Editor’s note: Dr. Pamela Everett Thompson is the author of “Surviving Mama: Overcoming Strained Mother-Daughter Relationships” and a professional life coach. She is on Twitter.
“Tis the season to be jolly” -- or is it?
Chances are, many of you are going back home for the holidays, hoping for a fun and memorable time with your family, particularly with the woman usually at the center of it all -- Mama. Instead, long-standing issues may resurface and pour salt on old wounds.
Reuniting with “those-who-knew-you-when” always carries a risk of sucking you into projected roles, which can provoke resentment and betray your true self. Perhaps you’re normally lively and outgoing, but become very quiet at home, figuring you’re no match for your domineering mom. Could it be that you’re spontaneous away from family but fear you’ll somehow be shamed for your zest for life around kinfolk?
If you’re feeling isolated during this time of year, you’re not alone. While you can’t change your family, you can change the way you process them. Remember, boundaries are your friends that can guard against accumulating resentment.
Here are some ways to manage a strained relationship with Mama (or with anyone else) during the holidays and throughout the year:
Avoid or reduce toxic conversations
Help Mama understand that your availability for distracting, depressing, or dismissive commentary is not a given.
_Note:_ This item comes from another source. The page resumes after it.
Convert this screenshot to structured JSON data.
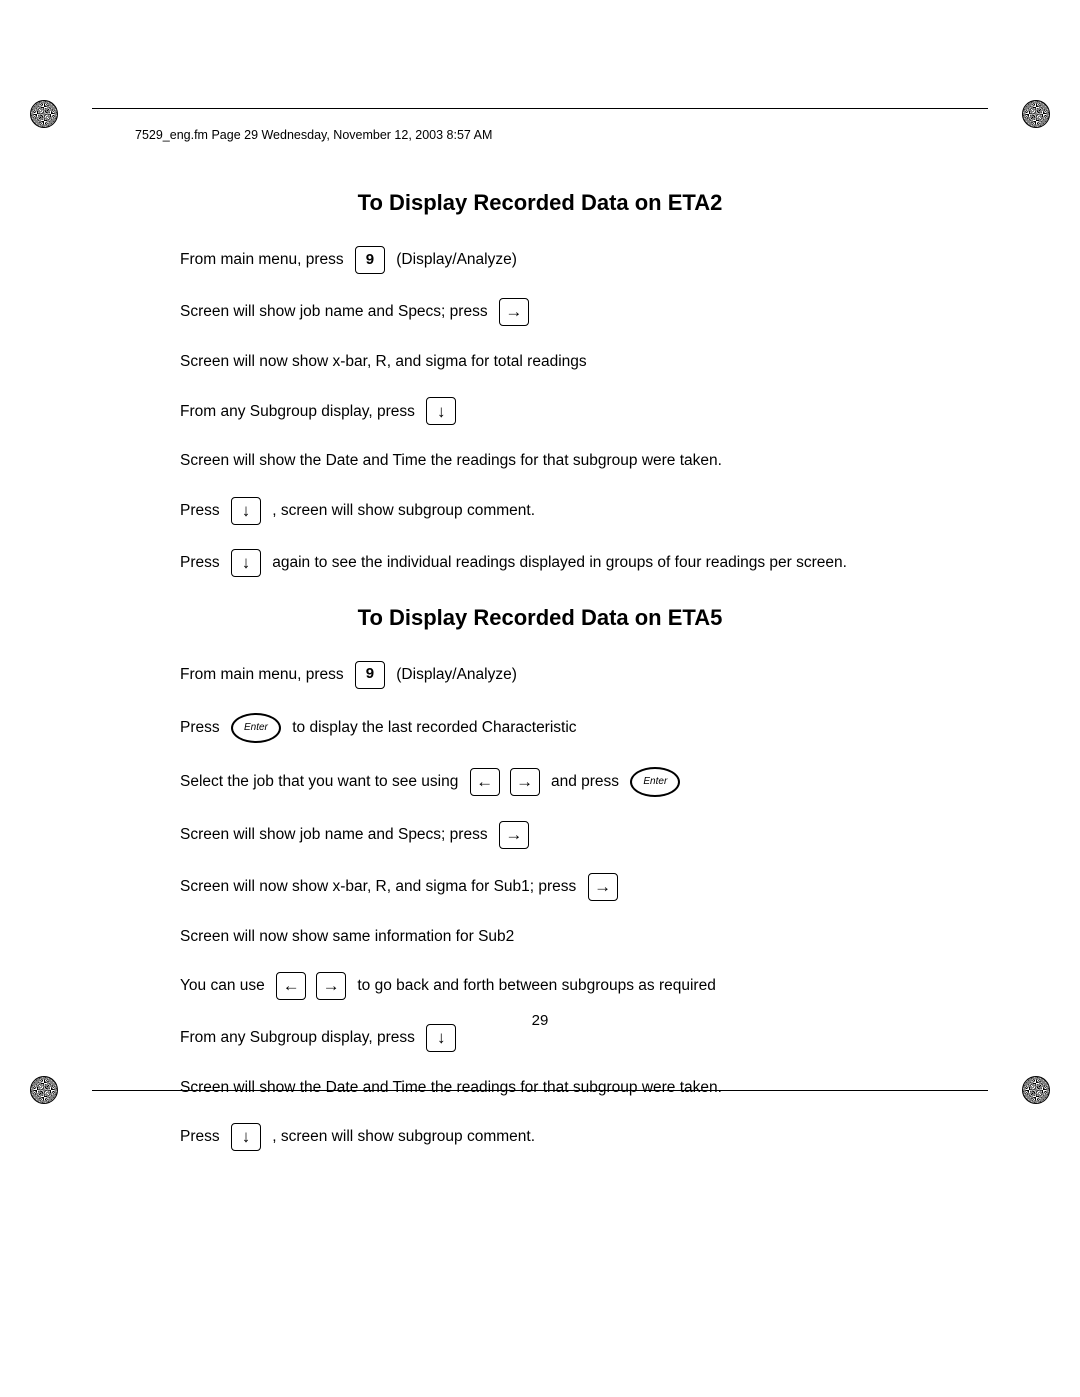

It’s OK to let her calls go to voicemail or respond to her texts less often.
Resist responses to detracting comments -- peacefully
Don’t give in to her attempts to hook you into combative dialog. Silence is indeed golden when used strategically.
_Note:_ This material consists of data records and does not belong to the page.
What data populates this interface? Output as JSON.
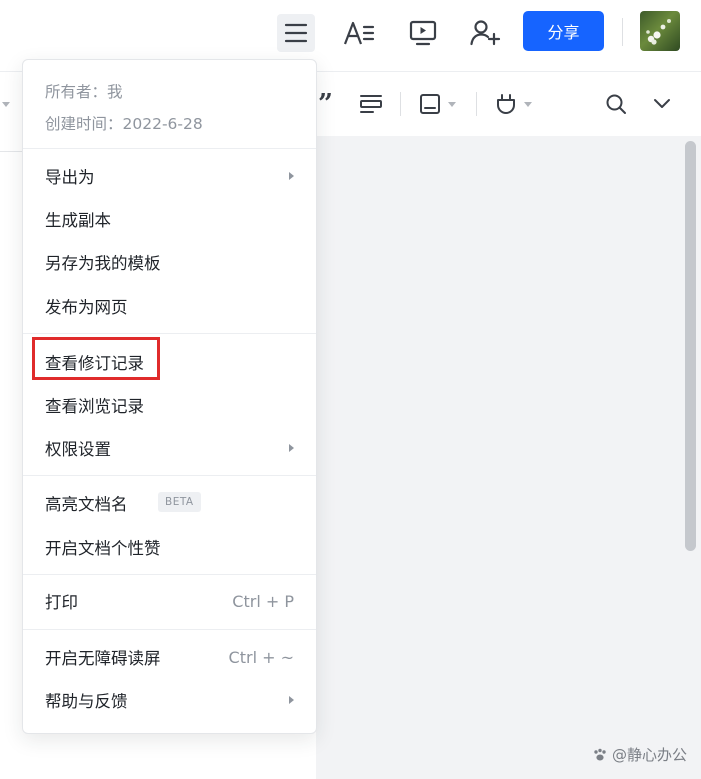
{
  "header": {
    "share_label": "分享",
    "icons": [
      "menu-icon",
      "text-style-icon",
      "presentation-icon",
      "add-user-icon"
    ],
    "avatar_alt": "avatar"
  },
  "toolbar": {
    "quote_glyph": "”",
    "icons": [
      "quote-icon",
      "align-icon",
      "insert-block-icon",
      "plugin-icon",
      "search-icon",
      "chevron-down-icon"
    ]
  },
  "menu": {
    "owner": "所有者：我",
    "created": "创建时间：2022-6-28",
    "groups": [
      [
        {
          "label": "导出为",
          "submenu": true
        },
        {
          "label": "生成副本"
        },
        {
          "label": "另存为我的模板"
        },
        {
          "label": "发布为网页"
        }
      ],
      [
        {
          "label": "查看修订记录",
          "highlighted": true
        },
        {
          "label": "查看浏览记录"
        },
        {
          "label": "权限设置",
          "submenu": true
        }
      ],
      [
        {
          "label": "高亮文档名",
          "badge": "BETA"
        },
        {
          "label": "开启文档个性赞"
        }
      ],
      [
        {
          "label": "打印",
          "shortcut": "Ctrl + P"
        }
      ],
      [
        {
          "label": "开启无障碍读屏",
          "shortcut": "Ctrl + ~"
        },
        {
          "label": "帮助与反馈",
          "submenu": true
        }
      ]
    ]
  },
  "watermark": "@静心办公",
  "colors": {
    "accent": "#1664ff",
    "highlight_box": "#e02b2b",
    "canvas": "#f2f3f5"
  }
}
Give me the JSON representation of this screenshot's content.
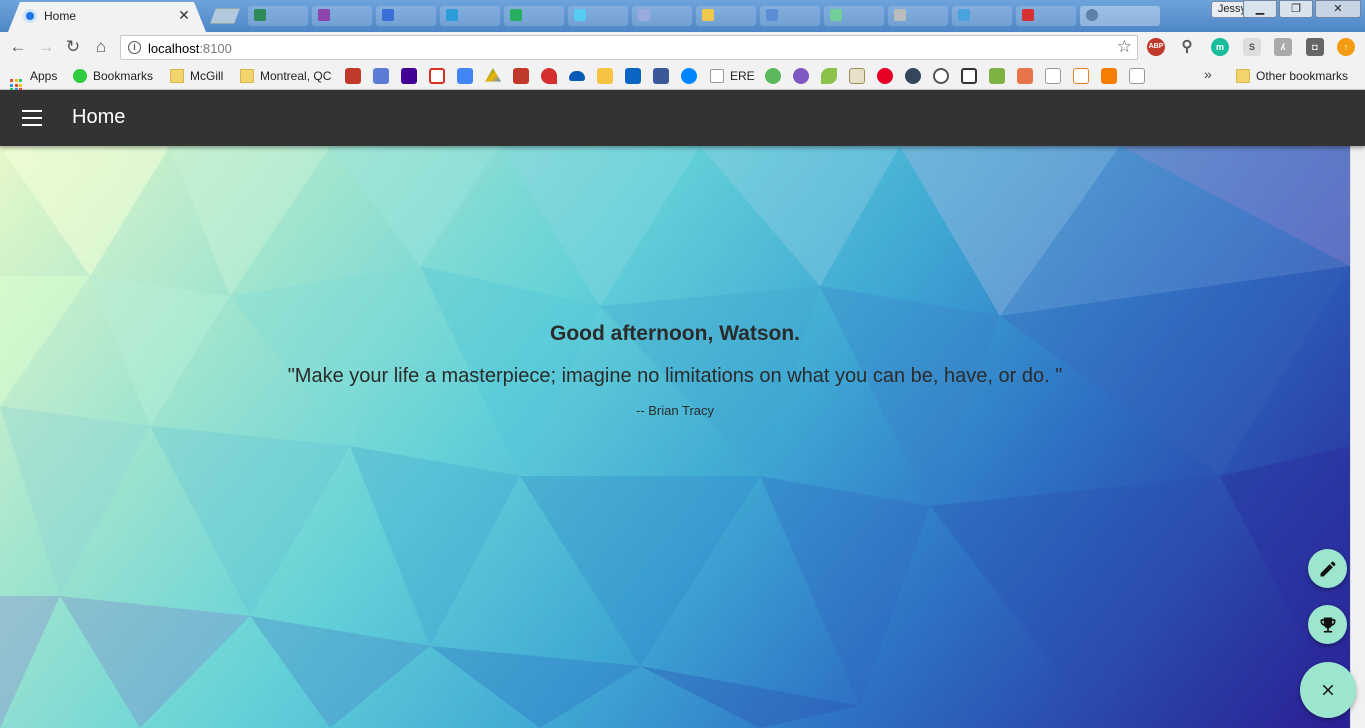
{
  "browser": {
    "tab": {
      "title": "Home",
      "close_glyph": "✕"
    },
    "profile": "Jessy",
    "window_controls": {
      "minimize": "▁",
      "restore": "❐",
      "close": "✕"
    },
    "url": {
      "host": "localhost",
      "port": ":8100"
    },
    "bookmarks": {
      "apps_label": "Apps",
      "items": [
        "Bookmarks",
        "McGill",
        "Montreal, QC",
        "ERE"
      ],
      "overflow": "»",
      "other": "Other bookmarks"
    },
    "extensions": [
      "ABP",
      "m"
    ]
  },
  "app": {
    "header_title": "Home",
    "greeting": "Good afternoon, Watson.",
    "quote": "\"Make your life a masterpiece; imagine no limitations on what you can be, have, or do. \"",
    "author": "-- Brian Tracy",
    "fab_color": "#9ce6d0",
    "header_color": "#333333"
  }
}
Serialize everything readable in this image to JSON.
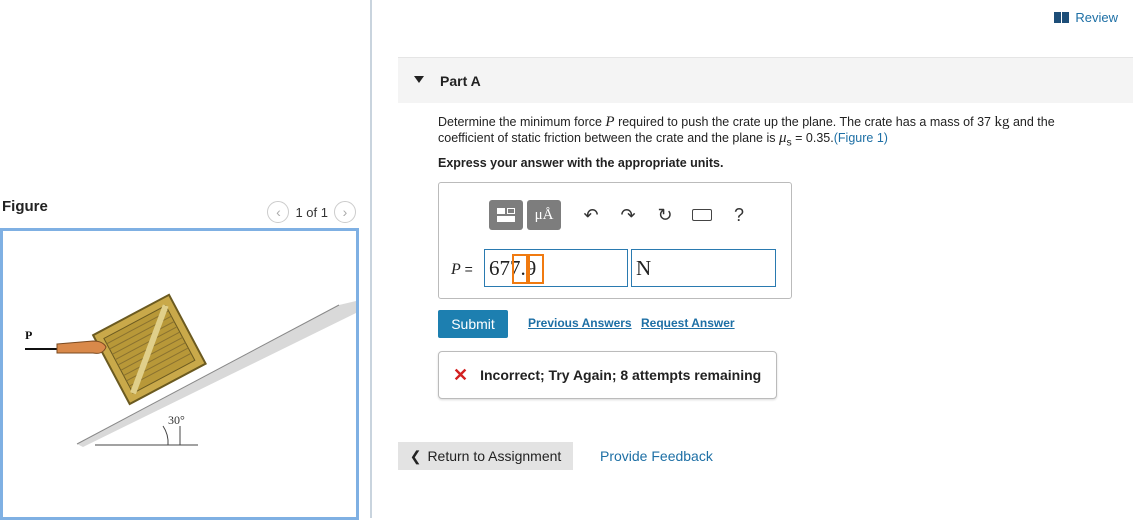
{
  "header": {
    "review_label": "Review"
  },
  "figure": {
    "title": "Figure",
    "pager_text": "1 of 1",
    "load_label": "P",
    "angle_label": "30°"
  },
  "part": {
    "title": "Part A"
  },
  "question": {
    "text_before": "Determine the minimum force ",
    "force_var": "P",
    "text_middle": " required to push the crate up the plane. The crate has a mass of 37 ",
    "mass_unit": "kg",
    "text_after": " and the coefficient of static friction between the crate and the plane is ",
    "mu_var": "μ",
    "mu_sub": "s",
    "mu_value": " = 0.35.",
    "figure_link": "(Figure 1)",
    "instruction": "Express your answer with the appropriate units."
  },
  "answer": {
    "var_label": "P",
    "equals": "=",
    "value": "677.9",
    "unit": "N"
  },
  "toolbar": {
    "units_label": "μÅ",
    "help_label": "?"
  },
  "actions": {
    "submit_label": "Submit",
    "previous_answers": "Previous Answers",
    "request_answer": "Request Answer"
  },
  "feedback": {
    "text": "Incorrect; Try Again; 8 attempts remaining"
  },
  "footer": {
    "return_label": "Return to Assignment",
    "provide_feedback": "Provide Feedback"
  },
  "colors": {
    "accent": "#1d7fb0",
    "link": "#1d6fa5",
    "error": "#d32020",
    "highlight": "#f07a10"
  }
}
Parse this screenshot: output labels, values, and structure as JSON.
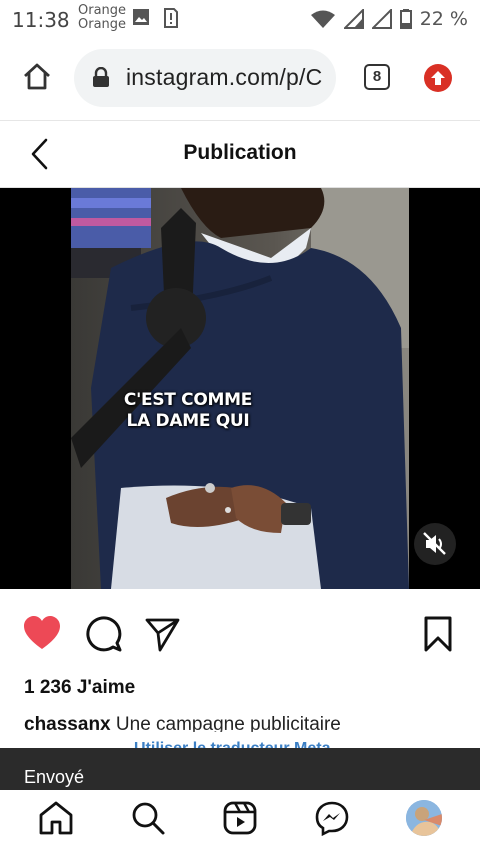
{
  "status_bar": {
    "time": "11:38",
    "carrier_line1": "Orange",
    "carrier_line2": "Orange",
    "battery": "22 %",
    "icons": [
      "image-icon",
      "sim-alert-icon",
      "wifi-icon",
      "signal-icon",
      "signal-icon",
      "battery-icon"
    ]
  },
  "browser": {
    "url": "instagram.com/p/C",
    "tab_count": "8",
    "icons": [
      "home-icon",
      "lock-icon",
      "tabs-icon",
      "update-icon"
    ]
  },
  "header": {
    "title": "Publication"
  },
  "video": {
    "caption_line1": "C'EST COMME",
    "caption_line2": "LA DAME QUI",
    "muted": true
  },
  "post": {
    "likes": "1 236 J'aime",
    "caption_user": "chassanx",
    "caption_text": " Une campagne publicitaire",
    "translate_link": "Utiliser le traducteur Meta"
  },
  "toast": {
    "text": "Envoyé"
  },
  "colors": {
    "like_red": "#ed4956",
    "update_red": "#d93025",
    "link_blue": "#3b7fc4",
    "toast_bg": "#2b2b2b"
  }
}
Change the subject as soon as a negative conversation starts
Furthermore, stop sharing your dreams with naysayers, even if the naysayer is Mama.
Stop expecting Mama to be somebody she’s not
See her as she is and not as you wish she were.
If it’s come to this, love your family only from afar
Provide care and support only when needed.
Treat your experiences with Mama as treasured life lessons
They teach you how not to be and also prepare you to deal with tomorrow’s enemies.
It’s important to connect with family and cherish traditions. Yesteryear’s sentimental rituals or roles provide a sense of anchoring and belonging to time, place, and people. But it’s equally important to connect with loved ones without losing yourself.
Use the past to remind you of the pitfalls you’d like to avoid and the hard-earned lessons that left you with wisdom, prudence, and discretion. “Keeping it moving” with fresh acquaintances, new frontiers, and determination to nurture skills and talents -- with or without family support -- promotes purpose-driven living. The world is a better place when everyone lives with a sense of calling that ignites passions, excites one’s whole being, and incites others to flourish.